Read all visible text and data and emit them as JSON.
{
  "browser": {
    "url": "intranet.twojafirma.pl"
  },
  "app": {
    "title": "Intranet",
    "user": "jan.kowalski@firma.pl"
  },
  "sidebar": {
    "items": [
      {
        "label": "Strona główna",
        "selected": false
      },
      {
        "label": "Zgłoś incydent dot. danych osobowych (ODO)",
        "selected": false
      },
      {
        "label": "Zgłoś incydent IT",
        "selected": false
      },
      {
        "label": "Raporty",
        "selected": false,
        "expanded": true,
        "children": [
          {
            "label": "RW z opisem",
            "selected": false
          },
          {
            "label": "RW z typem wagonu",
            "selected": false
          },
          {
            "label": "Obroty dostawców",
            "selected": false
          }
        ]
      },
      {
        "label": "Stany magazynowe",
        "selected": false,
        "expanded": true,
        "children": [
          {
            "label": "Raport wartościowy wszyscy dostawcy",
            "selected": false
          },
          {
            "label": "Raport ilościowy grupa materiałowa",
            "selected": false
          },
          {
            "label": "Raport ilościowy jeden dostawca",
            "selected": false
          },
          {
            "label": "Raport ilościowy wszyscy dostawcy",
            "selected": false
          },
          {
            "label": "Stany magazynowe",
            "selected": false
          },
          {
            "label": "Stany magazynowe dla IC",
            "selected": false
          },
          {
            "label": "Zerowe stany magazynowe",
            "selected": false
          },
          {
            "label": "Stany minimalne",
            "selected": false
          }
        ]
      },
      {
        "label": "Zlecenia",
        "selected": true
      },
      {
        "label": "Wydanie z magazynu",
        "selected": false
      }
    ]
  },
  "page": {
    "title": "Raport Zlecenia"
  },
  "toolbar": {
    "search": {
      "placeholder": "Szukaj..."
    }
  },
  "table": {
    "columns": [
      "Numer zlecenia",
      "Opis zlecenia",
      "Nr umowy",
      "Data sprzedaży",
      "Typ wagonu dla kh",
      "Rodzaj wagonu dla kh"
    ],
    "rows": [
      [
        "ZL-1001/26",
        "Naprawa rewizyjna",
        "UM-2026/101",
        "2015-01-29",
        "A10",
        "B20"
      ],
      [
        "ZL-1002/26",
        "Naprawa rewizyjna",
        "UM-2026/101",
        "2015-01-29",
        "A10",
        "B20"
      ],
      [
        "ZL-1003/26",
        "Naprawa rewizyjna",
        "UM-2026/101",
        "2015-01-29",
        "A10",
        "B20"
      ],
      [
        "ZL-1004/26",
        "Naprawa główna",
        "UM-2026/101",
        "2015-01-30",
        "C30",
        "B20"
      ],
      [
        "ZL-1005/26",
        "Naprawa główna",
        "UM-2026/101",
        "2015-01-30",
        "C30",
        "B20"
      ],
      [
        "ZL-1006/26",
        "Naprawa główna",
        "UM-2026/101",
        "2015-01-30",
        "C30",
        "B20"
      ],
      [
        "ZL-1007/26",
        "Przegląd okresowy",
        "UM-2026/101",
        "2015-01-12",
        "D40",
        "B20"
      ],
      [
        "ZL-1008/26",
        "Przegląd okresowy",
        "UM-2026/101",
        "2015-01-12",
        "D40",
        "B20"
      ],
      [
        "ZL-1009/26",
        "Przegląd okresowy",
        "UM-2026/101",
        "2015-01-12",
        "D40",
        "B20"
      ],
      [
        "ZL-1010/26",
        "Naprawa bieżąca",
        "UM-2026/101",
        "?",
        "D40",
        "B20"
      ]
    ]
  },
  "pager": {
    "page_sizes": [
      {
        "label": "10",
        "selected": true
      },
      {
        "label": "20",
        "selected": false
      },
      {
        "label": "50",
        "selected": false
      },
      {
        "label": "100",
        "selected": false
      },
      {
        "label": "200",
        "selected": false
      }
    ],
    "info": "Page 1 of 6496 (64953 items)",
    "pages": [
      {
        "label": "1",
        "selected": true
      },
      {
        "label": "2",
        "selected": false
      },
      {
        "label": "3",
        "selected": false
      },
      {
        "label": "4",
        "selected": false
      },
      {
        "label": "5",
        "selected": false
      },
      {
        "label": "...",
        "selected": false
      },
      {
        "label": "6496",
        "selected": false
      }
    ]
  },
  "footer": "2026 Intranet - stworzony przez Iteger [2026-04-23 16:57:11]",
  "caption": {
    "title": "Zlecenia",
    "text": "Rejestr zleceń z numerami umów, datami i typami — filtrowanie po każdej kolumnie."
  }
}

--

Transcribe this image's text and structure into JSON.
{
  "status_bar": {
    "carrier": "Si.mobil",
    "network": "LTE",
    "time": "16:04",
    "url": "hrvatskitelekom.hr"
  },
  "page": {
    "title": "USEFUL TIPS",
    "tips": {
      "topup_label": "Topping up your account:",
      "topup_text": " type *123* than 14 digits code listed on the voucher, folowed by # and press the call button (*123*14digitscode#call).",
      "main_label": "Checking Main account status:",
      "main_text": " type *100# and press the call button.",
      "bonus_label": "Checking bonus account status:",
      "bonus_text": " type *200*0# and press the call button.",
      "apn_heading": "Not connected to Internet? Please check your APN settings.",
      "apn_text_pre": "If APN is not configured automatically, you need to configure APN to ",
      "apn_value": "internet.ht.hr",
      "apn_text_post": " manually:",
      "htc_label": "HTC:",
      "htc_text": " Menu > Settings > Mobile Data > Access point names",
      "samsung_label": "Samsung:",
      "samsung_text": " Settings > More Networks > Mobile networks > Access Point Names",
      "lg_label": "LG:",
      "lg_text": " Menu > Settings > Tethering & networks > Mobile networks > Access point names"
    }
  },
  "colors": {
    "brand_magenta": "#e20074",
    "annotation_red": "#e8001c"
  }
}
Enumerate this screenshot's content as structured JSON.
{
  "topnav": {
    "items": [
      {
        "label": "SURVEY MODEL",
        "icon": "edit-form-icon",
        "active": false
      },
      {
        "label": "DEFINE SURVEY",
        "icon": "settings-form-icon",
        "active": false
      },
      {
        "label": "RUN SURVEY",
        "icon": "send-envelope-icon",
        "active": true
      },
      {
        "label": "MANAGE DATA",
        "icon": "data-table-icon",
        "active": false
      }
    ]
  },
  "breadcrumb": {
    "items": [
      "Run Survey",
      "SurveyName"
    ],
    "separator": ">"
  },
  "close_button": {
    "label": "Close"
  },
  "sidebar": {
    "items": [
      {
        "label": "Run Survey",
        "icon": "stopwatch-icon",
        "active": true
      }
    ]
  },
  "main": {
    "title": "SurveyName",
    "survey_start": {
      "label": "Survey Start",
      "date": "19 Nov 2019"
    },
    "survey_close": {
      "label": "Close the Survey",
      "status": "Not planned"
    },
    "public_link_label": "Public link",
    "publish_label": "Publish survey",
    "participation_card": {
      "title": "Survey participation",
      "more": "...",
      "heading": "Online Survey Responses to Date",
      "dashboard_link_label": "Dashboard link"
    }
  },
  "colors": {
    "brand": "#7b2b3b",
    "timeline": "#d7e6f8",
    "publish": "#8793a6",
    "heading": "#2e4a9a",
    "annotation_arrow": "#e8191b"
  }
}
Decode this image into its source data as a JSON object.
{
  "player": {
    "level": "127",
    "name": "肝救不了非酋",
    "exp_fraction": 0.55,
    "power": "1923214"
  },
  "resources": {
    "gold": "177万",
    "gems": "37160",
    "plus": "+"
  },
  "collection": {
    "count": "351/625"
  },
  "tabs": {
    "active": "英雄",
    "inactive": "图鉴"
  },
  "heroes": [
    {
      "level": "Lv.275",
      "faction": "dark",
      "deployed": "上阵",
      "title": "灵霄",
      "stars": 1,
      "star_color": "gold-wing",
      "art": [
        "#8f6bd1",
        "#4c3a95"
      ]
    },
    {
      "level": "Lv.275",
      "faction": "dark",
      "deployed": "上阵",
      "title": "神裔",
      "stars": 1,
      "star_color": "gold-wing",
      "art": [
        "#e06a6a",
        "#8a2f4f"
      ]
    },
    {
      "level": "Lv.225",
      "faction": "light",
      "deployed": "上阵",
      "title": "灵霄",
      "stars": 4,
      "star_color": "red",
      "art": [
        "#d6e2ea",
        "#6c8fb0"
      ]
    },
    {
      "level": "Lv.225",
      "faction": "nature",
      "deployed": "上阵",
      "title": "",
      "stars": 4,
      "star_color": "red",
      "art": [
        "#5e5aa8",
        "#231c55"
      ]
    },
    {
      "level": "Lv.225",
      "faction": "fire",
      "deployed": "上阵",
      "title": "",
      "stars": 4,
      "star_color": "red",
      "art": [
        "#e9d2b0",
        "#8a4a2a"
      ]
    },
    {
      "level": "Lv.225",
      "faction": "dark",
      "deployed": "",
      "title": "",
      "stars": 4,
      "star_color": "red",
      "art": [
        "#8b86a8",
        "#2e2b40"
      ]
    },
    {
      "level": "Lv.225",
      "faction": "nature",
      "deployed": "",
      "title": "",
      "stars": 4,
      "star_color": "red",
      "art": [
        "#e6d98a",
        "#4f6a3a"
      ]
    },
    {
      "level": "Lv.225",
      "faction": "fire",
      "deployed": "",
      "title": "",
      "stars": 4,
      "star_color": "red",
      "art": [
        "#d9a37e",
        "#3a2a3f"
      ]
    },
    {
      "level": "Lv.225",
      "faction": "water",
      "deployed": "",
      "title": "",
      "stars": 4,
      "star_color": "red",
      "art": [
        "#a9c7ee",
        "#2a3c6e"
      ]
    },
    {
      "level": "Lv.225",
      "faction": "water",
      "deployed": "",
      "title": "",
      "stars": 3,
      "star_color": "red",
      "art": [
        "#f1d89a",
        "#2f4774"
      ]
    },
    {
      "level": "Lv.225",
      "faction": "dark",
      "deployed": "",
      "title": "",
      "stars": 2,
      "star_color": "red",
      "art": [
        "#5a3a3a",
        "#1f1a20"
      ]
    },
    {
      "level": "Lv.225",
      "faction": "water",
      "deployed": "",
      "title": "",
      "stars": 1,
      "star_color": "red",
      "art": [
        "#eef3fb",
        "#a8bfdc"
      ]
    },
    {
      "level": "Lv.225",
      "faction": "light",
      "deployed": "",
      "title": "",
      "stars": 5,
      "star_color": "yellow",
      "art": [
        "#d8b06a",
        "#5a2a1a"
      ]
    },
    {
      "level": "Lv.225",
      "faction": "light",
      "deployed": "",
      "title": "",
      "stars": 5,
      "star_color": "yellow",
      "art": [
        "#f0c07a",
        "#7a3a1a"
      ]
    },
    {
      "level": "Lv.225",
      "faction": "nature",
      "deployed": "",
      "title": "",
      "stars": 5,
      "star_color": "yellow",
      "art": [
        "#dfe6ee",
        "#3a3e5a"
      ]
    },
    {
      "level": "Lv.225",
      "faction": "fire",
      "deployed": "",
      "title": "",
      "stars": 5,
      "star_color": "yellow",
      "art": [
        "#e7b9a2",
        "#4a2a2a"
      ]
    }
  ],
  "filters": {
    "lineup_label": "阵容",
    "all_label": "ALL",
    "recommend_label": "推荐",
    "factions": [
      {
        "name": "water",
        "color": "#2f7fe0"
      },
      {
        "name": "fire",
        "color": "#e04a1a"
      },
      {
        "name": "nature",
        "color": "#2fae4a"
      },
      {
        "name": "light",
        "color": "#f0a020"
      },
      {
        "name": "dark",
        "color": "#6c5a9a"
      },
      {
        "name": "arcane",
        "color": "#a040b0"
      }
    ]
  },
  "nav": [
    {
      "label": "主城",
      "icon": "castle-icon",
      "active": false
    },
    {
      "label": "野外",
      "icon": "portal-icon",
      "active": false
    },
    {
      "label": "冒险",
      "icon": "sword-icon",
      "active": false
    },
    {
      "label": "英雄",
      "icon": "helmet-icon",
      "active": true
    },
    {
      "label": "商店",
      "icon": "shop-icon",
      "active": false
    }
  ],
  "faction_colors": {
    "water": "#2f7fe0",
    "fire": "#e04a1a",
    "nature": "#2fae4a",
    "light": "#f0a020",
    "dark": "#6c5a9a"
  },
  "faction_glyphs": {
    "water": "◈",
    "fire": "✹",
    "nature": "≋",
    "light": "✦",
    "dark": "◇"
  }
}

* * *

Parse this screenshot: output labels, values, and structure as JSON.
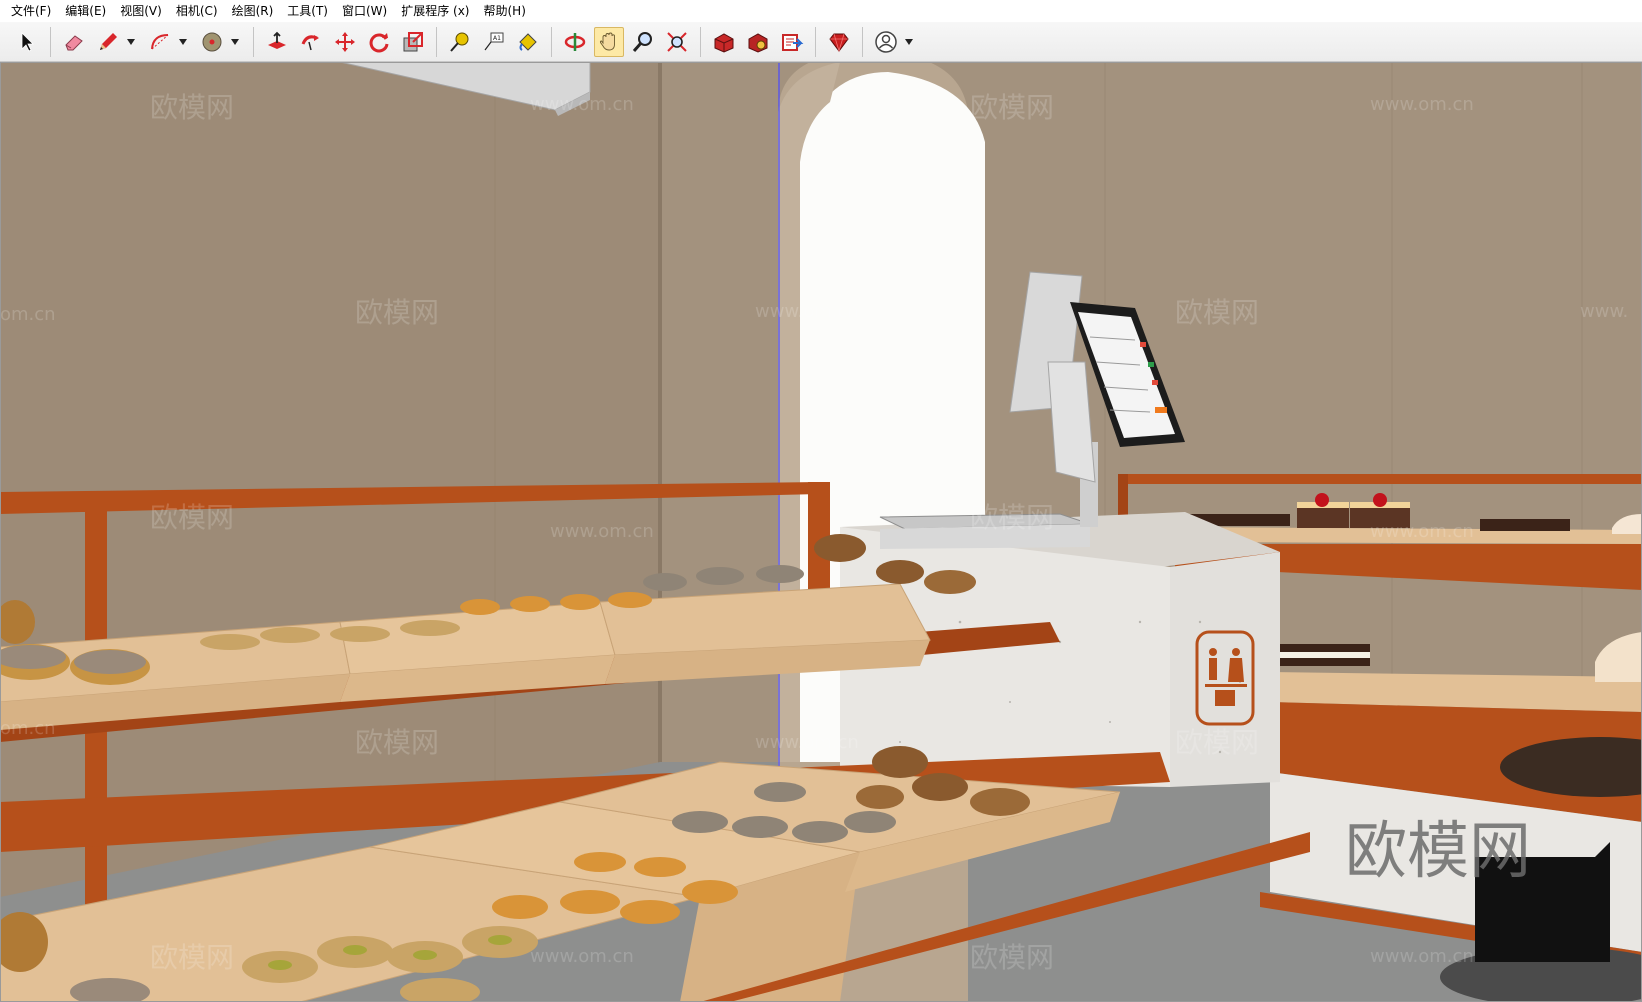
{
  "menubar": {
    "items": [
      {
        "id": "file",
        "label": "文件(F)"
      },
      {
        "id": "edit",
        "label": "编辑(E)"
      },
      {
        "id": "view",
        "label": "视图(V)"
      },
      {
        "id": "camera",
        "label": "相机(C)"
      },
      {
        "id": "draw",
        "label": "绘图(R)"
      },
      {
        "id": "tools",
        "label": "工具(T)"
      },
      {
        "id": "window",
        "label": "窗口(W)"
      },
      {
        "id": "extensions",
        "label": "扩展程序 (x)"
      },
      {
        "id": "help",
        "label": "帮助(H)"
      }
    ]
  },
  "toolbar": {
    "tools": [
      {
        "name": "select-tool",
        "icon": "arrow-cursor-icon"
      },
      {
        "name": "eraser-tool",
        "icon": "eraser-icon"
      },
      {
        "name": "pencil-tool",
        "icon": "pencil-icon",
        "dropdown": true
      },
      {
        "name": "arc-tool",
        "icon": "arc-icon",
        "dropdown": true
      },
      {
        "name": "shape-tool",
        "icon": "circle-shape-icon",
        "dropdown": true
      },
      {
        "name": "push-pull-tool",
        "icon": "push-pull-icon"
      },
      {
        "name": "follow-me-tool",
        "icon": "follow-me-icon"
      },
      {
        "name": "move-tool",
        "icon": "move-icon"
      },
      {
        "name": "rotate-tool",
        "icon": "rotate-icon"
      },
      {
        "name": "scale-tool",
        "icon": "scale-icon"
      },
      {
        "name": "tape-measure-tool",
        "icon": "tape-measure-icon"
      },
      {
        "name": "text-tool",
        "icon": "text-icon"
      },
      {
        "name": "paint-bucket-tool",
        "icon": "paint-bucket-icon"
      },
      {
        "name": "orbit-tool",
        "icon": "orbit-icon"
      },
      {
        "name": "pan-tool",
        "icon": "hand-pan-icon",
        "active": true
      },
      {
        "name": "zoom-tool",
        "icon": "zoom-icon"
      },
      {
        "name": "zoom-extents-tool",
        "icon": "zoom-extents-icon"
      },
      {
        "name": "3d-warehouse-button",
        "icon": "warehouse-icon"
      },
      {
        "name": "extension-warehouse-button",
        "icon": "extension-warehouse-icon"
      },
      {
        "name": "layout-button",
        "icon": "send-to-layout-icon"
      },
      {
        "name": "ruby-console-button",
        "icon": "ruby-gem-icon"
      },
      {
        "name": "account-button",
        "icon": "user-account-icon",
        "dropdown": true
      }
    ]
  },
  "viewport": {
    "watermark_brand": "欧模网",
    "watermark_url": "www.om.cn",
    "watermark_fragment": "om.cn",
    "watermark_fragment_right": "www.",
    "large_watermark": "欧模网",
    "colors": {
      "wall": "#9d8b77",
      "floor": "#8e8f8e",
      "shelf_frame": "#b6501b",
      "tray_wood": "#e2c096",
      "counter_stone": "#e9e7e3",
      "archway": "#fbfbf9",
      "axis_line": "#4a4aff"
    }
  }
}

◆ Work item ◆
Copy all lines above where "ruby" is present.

◆ Task response ◆
        "name": "ruby-console-button",
        "icon": "ruby-gem-icon"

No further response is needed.